Tom Platz was known for his incredible lower body and high-volume training. But although his training methods looked easy to follow, there was a lot that went into it as he explained:
“405 of 40 to 50 reps! I mean it annihilated. I was able to delay oxygen debt. 50 reps, I put the bar back, wasn’t breathing hard yet and then I just fall on the floor… I was just able to circumvent the oxygen debt.”
Tom Platz noted that training with furious intensity to failure was originally his mentor’s mentality but it was ingrained in him as well.
“Casey Viator in the gym! I’m like, ‘Wow! That’s the way to train. When he was 18, he did 500-pound squats with 15 reps. So I’m like, ‘That’s my goal. I’m gonna do that.’ Because I know if I gradually increased slowly.”
Nothing impressive is built quickly and Tom Platz worked his way up to the legendary high-volume and high-intensity routines over many years of consistent efforts.
Killin’ it at 70! Tom Platz replicating his 1980s workout to re-live the era
Tom Platz is way past his prime and with age, things have changed quite a bit. But his passion for bodybuilding is constant and it is still an integral part of his life. The 68-year-old shed light on his current training routine and said:
“Six months into last year I was training heavy again. I was 215 pounds, I was putting it together in the gym. Just like the 1980s. It was the 1980s all over again.”
Platz has shed a few pounds since then but the purpose of his training was to push the envelope and re-live the golden days of his bodybuilding career.
“I couldn’t do the same kind of weights I did in the 1980s on squats. Everything else I pretty much could… As a 70-year-old I couldn’t do as much but once a week is all I could really do and recover. I tried twice a week and I got like, ‘Ah, I don’t want to go to the gym’. But I took a week off – train once a week – and every workout was like, ‘YEAH! LET’S GO!!’. I maintained that child-like attitude in the candy store.”
While recovery is an issue with growing age, Platz is happy that he can train to almost the same level of intensity that he did back in the day.
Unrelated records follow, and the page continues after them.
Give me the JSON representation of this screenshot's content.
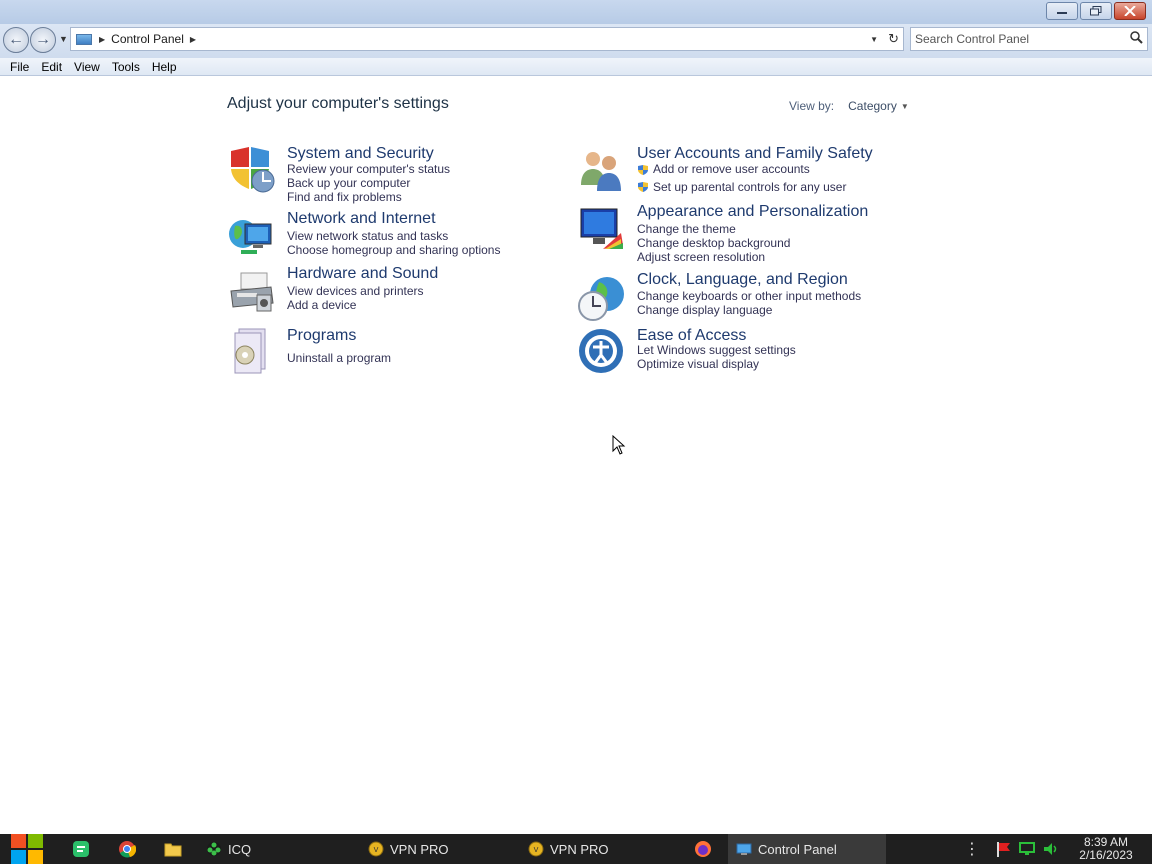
{
  "window": {
    "buttons": [
      "minimize",
      "restore",
      "close"
    ]
  },
  "navigation": {
    "breadcrumb": "Control Panel",
    "search_placeholder": "Search Control Panel"
  },
  "menu": [
    "File",
    "Edit",
    "View",
    "Tools",
    "Help"
  ],
  "main": {
    "title": "Adjust your computer's settings",
    "view_by_label": "View by:",
    "view_by_value": "Category",
    "categories_left": [
      {
        "title": "System and Security",
        "links": [
          "Review your computer's status",
          "Back up your computer",
          "Find and fix problems"
        ],
        "icon": "shield-icon"
      },
      {
        "title": "Network and Internet",
        "links": [
          "View network status and tasks",
          "Choose homegroup and sharing options"
        ],
        "icon": "network-icon"
      },
      {
        "title": "Hardware and Sound",
        "links": [
          "View devices and printers",
          "Add a device"
        ],
        "icon": "printer-icon"
      },
      {
        "title": "Programs",
        "links": [
          "Uninstall a program"
        ],
        "icon": "programs-icon"
      }
    ],
    "categories_right": [
      {
        "title": "User Accounts and Family Safety",
        "links": [
          "Add or remove user accounts",
          "Set up parental controls for any user"
        ],
        "icon": "users-icon"
      },
      {
        "title": "Appearance and Personalization",
        "links": [
          "Change the theme",
          "Change desktop background",
          "Adjust screen resolution"
        ],
        "icon": "monitor-paint-icon"
      },
      {
        "title": "Clock, Language, and Region",
        "links": [
          "Change keyboards or other input methods",
          "Change display language"
        ],
        "icon": "clock-globe-icon"
      },
      {
        "title": "Ease of Access",
        "links": [
          "Let Windows suggest settings",
          "Optimize visual display"
        ],
        "icon": "ease-of-access-icon"
      }
    ]
  },
  "taskbar": {
    "apps": [
      {
        "label": "ICQ",
        "icon": "icq-icon"
      },
      {
        "label": "VPN PRO",
        "icon": "vpn-icon"
      },
      {
        "label": "VPN PRO",
        "icon": "vpn-icon"
      },
      {
        "label": "Control Panel",
        "icon": "control-panel-icon"
      }
    ],
    "time": "8:39 AM",
    "date": "2/16/2023"
  },
  "colors": {
    "accent": "#1e3a6e",
    "taskbar": "#1f1f1f"
  }
}
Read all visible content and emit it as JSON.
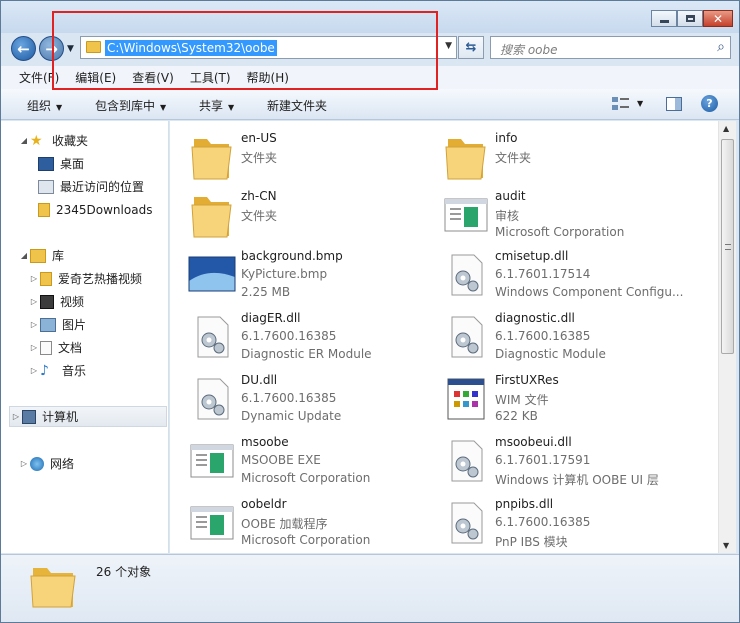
{
  "address": {
    "path": "C:\\Windows\\System32\\oobe"
  },
  "search": {
    "placeholder": "搜索 oobe"
  },
  "menu": [
    "文件(F)",
    "编辑(E)",
    "查看(V)",
    "工具(T)",
    "帮助(H)"
  ],
  "toolbar": {
    "organize": "组织",
    "include": "包含到库中",
    "share": "共享",
    "new_folder": "新建文件夹"
  },
  "nav": {
    "favorites": "收藏夹",
    "desktop": "桌面",
    "recent": "最近访问的位置",
    "downloads": "2345Downloads",
    "libraries": "库",
    "iqiyi": "爱奇艺热播视频",
    "videos": "视频",
    "pictures": "图片",
    "documents": "文档",
    "music": "音乐",
    "computer": "计算机",
    "network": "网络"
  },
  "files": [
    {
      "name": "en-US",
      "l2": "文件夹",
      "l3": "",
      "icon": "folder-icon"
    },
    {
      "name": "info",
      "l2": "文件夹",
      "l3": "",
      "icon": "folder-icon"
    },
    {
      "name": "zh-CN",
      "l2": "文件夹",
      "l3": "",
      "icon": "folder-icon"
    },
    {
      "name": "audit",
      "l2": "审核",
      "l3": "Microsoft Corporation",
      "icon": "exe-icon"
    },
    {
      "name": "background.bmp",
      "l2": "KyPicture.bmp",
      "l3": "2.25 MB",
      "icon": "image-icon"
    },
    {
      "name": "cmisetup.dll",
      "l2": "6.1.7601.17514",
      "l3": "Windows Component Configu...",
      "icon": "dll-icon"
    },
    {
      "name": "diagER.dll",
      "l2": "6.1.7600.16385",
      "l3": "Diagnostic ER Module",
      "icon": "dll-icon"
    },
    {
      "name": "diagnostic.dll",
      "l2": "6.1.7600.16385",
      "l3": "Diagnostic Module",
      "icon": "dll-icon"
    },
    {
      "name": "DU.dll",
      "l2": "6.1.7600.16385",
      "l3": "Dynamic Update",
      "icon": "dll-icon"
    },
    {
      "name": "FirstUXRes",
      "l2": "WIM 文件",
      "l3": "622 KB",
      "icon": "wim-icon"
    },
    {
      "name": "msoobe",
      "l2": "MSOOBE EXE",
      "l3": "Microsoft Corporation",
      "icon": "exe-icon"
    },
    {
      "name": "msoobeui.dll",
      "l2": "6.1.7601.17591",
      "l3": "Windows 计算机 OOBE UI 层",
      "icon": "dll-icon"
    },
    {
      "name": "oobeldr",
      "l2": "OOBE 加载程序",
      "l3": "Microsoft Corporation",
      "icon": "exe-icon"
    },
    {
      "name": "pnpibs.dll",
      "l2": "6.1.7600.16385",
      "l3": "PnP IBS 模块",
      "icon": "dll-icon"
    }
  ],
  "status": {
    "count": "26 个对象"
  }
}
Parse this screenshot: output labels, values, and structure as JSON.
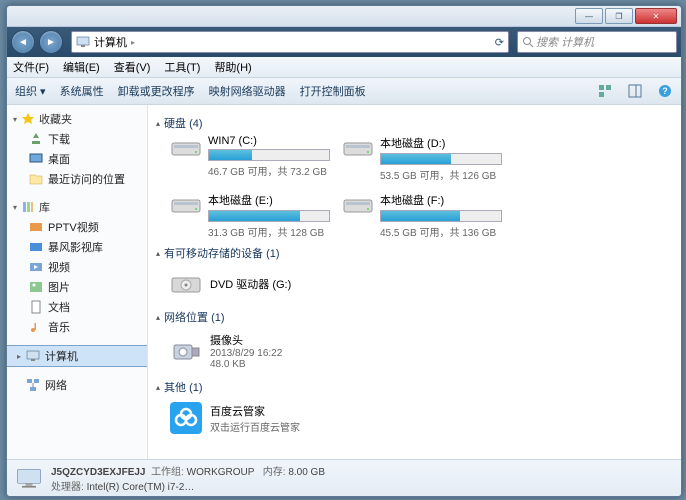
{
  "title_controls": {
    "min": "—",
    "max": "❐",
    "close": "✕"
  },
  "nav": {
    "back": "◄",
    "forward": "►",
    "breadcrumb_icon": "computer",
    "breadcrumb": "计算机",
    "refresh": "⟳",
    "search_placeholder": "搜索 计算机",
    "dropdown": "▸"
  },
  "menubar": [
    "文件(F)",
    "编辑(E)",
    "查看(V)",
    "工具(T)",
    "帮助(H)"
  ],
  "toolbar": {
    "organize": "组织 ▾",
    "items": [
      "系统属性",
      "卸载或更改程序",
      "映射网络驱动器",
      "打开控制面板"
    ]
  },
  "sidebar": {
    "favorites": {
      "label": "收藏夹",
      "items": [
        "下载",
        "桌面",
        "最近访问的位置"
      ]
    },
    "libraries": {
      "label": "库",
      "items": [
        "PPTV视频",
        "暴风影视库",
        "视频",
        "图片",
        "文档",
        "音乐"
      ]
    },
    "computer": {
      "label": "计算机"
    },
    "network": {
      "label": "网络"
    }
  },
  "sections": {
    "drives": {
      "title": "硬盘 (4)",
      "items": [
        {
          "name": "WIN7 (C:)",
          "free": "46.7 GB 可用，共 73.2 GB",
          "pct": 36
        },
        {
          "name": "本地磁盘 (D:)",
          "free": "53.5 GB 可用，共 126 GB",
          "pct": 58
        },
        {
          "name": "本地磁盘 (E:)",
          "free": "31.3 GB 可用，共 128 GB",
          "pct": 76
        },
        {
          "name": "本地磁盘 (F:)",
          "free": "45.5 GB 可用，共 136 GB",
          "pct": 66
        }
      ]
    },
    "removable": {
      "title": "有可移动存储的设备 (1)",
      "items": [
        {
          "name": "DVD 驱动器 (G:)"
        }
      ]
    },
    "netloc": {
      "title": "网络位置 (1)",
      "items": [
        {
          "name": "摄像头",
          "line2": "2013/8/29 16:22",
          "line3": "48.0 KB"
        }
      ]
    },
    "other": {
      "title": "其他 (1)",
      "items": [
        {
          "name": "百度云管家",
          "line2": "双击运行百度云管家"
        }
      ]
    }
  },
  "status": {
    "name": "J5QZCYD3EXJFEJJ",
    "workgroup_k": "工作组:",
    "workgroup_v": "WORKGROUP",
    "mem_k": "内存:",
    "mem_v": "8.00 GB",
    "cpu_k": "处理器:",
    "cpu_v": "Intel(R) Core(TM) i7-2…"
  }
}
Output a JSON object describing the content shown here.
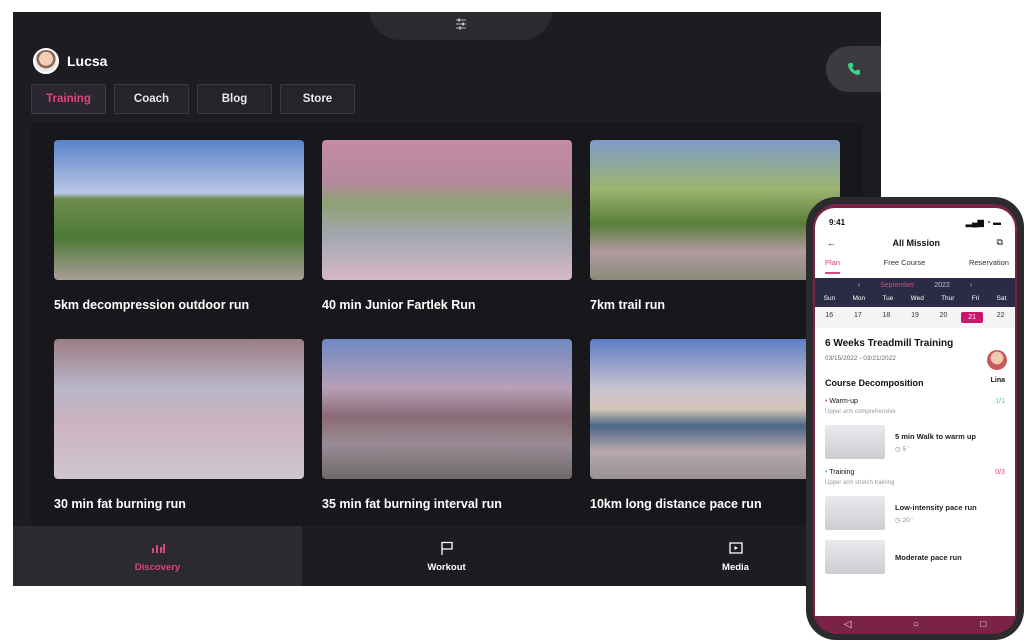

However, he is training relatively lightly and has since undergone a few changes:
“My team told me your face looks so big when you’re 215. Now when you’re doing all the podcasts’, they advised me. It’s like running for a campaign.”
Dorian Yates cites one of the main reasons behind bodybuilders getting heart attacks
Dorian Yates lauded Tom Platz’s decision to shed the extra weight and shed light on a discussion he had with a certified doctor. According to him, one of the primary reasons for bodybuilders getting heart attacks or heart disease is the extra weight.
“Whether it’s muscle or fat, apparently, just carrying that body weight is not ideal. Especially as you get older. You can do many things when you’re young. You can do crazy stuff when you’re young and recover and have no consequences. But when you’re older, it’s not the same situation.”
“I enjoy being skinny sometimes. You can put on a soup coat from the rack and it just fits!”
The legendary bodybuilders added that having mobility, fitness, and being able to do other activities is more important than having a massive body as you get older.
“Being smaller is kind of fun too! Guys I train with are horrified at that comment,” Platz concluded.
Tom Platz and Dorian Yates have a wealth of experience on their side and listening to their thoughts and experiences will certainly be an inspiring experience for young bodybuilders looking to stamp their name on the history of the sport.
Watch the full podcast episode below: